Intel claims that an 18-year-old student may have discovered the key to quantum teleportation--the ability of information to jump over space and time to appear at a different location. Normal communications must travel at the speed-of-light or less to arrive at their destination, but Ari Dyckovsky claims that information will appear on and entangled atom in different location once its counterpart is destroyed, appearing to jump to the end point without passing through the intervening space and without the passage of time: R. Colin Johnson
Here is what Intel says about the 18 year old discovery of quantum teleportation: Quantum teleportation--fact or fiction? Thanks to one young scientist, quantum teleportation may soon become a reality. At Intel's International Science and Engineering Fair, young innovators from around the world presented their groundbreaking research.
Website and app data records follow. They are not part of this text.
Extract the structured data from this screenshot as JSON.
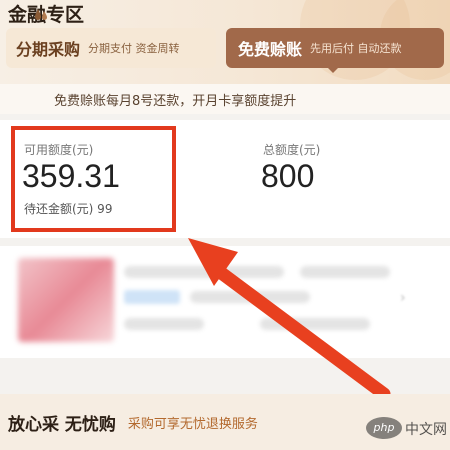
{
  "section_title": "金融专区",
  "tabs": [
    {
      "label": "分期采购",
      "sub": "分期支付  资金周转",
      "active": false
    },
    {
      "label": "免费赊账",
      "sub": "先用后付  自动还款",
      "active": true
    }
  ],
  "notice": {
    "icon": "coin-drop-icon",
    "text": "免费赊账每月8号还款，开月卡享额度提升"
  },
  "credit": {
    "available_label": "可用额度(元)",
    "available_value": "359.31",
    "pending_label": "待还金额(元) 99",
    "total_label": "总额度(元)",
    "total_value": "800"
  },
  "bottom": {
    "title": "放心采 无忧购",
    "subtitle": "采购可享无忧退换服务"
  },
  "watermark": {
    "logo_text": "php",
    "site_text": "中文网"
  },
  "colors": {
    "accent_brown": "#a1694a",
    "highlight_red": "#e2391d",
    "arrow_red": "#e8401f",
    "bottom_sub": "#b3692e"
  }
}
Ari Dyckovsky, 18, of Leesburg, Vir. won $50,000 for his project to realize quantum teleportation. Working with the National Institute of Standards and Technology in Gaithersburg, MD, Dyckovsky claims to have found that once atoms are linked through a process called “entanglement,” information from one atom will just appear in another atom when the quantum state of the first atom is destroyed. It is a literal quantum leap: the information doesn’t travel to the second atom – it would just be there. Using this method, the National Security Agency, or other organizations requiring high levels of data security, could send an encrypted message without running the risk of interception; a message would simply appear in another location.
The Intel International Science and Engineering Fair is the world’s largest high school science competition and a program of the Society for Science & the Public. The competition brought more than 1,500 young scientists from more than 70 countries, territories and regions to Pittsburgh last week to compete for more than $3 million in awards.